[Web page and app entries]
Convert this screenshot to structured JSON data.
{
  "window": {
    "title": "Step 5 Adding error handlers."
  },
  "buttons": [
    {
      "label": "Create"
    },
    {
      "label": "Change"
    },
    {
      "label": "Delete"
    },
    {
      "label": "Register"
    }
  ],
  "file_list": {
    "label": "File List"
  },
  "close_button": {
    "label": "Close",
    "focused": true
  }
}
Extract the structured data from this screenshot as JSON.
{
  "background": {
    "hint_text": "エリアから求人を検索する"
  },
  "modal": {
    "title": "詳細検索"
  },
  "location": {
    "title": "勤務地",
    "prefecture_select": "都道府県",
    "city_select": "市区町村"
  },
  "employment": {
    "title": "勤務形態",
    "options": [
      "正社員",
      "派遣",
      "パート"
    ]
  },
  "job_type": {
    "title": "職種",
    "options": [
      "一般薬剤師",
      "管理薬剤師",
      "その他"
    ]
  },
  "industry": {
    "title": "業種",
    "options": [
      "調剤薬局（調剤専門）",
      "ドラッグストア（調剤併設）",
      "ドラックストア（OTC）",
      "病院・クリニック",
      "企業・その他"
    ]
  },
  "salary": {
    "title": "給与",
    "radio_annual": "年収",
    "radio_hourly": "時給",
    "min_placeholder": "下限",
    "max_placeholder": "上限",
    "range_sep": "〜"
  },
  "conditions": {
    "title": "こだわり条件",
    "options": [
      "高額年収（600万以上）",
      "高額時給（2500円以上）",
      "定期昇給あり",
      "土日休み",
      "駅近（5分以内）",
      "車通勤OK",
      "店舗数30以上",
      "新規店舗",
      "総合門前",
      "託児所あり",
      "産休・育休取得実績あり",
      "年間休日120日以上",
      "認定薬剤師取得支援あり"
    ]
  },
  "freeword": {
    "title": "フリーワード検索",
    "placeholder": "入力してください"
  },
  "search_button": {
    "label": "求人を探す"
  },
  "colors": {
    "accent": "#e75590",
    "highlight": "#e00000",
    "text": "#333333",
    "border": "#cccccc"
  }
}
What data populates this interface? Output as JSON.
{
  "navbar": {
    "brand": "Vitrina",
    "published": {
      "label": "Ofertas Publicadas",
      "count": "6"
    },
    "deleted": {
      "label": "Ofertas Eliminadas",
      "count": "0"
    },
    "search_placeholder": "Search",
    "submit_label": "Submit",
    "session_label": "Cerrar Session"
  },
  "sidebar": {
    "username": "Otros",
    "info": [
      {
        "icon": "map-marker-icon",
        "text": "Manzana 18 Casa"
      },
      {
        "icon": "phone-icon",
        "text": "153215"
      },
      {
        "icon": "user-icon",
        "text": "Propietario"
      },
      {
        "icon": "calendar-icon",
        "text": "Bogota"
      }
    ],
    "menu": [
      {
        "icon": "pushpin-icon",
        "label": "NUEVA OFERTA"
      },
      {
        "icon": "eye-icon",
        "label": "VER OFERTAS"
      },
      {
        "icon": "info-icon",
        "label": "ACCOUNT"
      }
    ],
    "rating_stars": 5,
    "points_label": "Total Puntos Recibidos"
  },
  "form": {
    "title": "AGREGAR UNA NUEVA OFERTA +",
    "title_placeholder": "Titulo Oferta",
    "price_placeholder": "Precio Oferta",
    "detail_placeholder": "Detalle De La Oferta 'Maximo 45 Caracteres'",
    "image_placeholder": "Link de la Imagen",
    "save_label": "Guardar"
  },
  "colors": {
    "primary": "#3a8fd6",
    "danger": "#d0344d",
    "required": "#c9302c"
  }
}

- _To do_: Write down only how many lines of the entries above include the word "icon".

- _Output of the exercise_: 7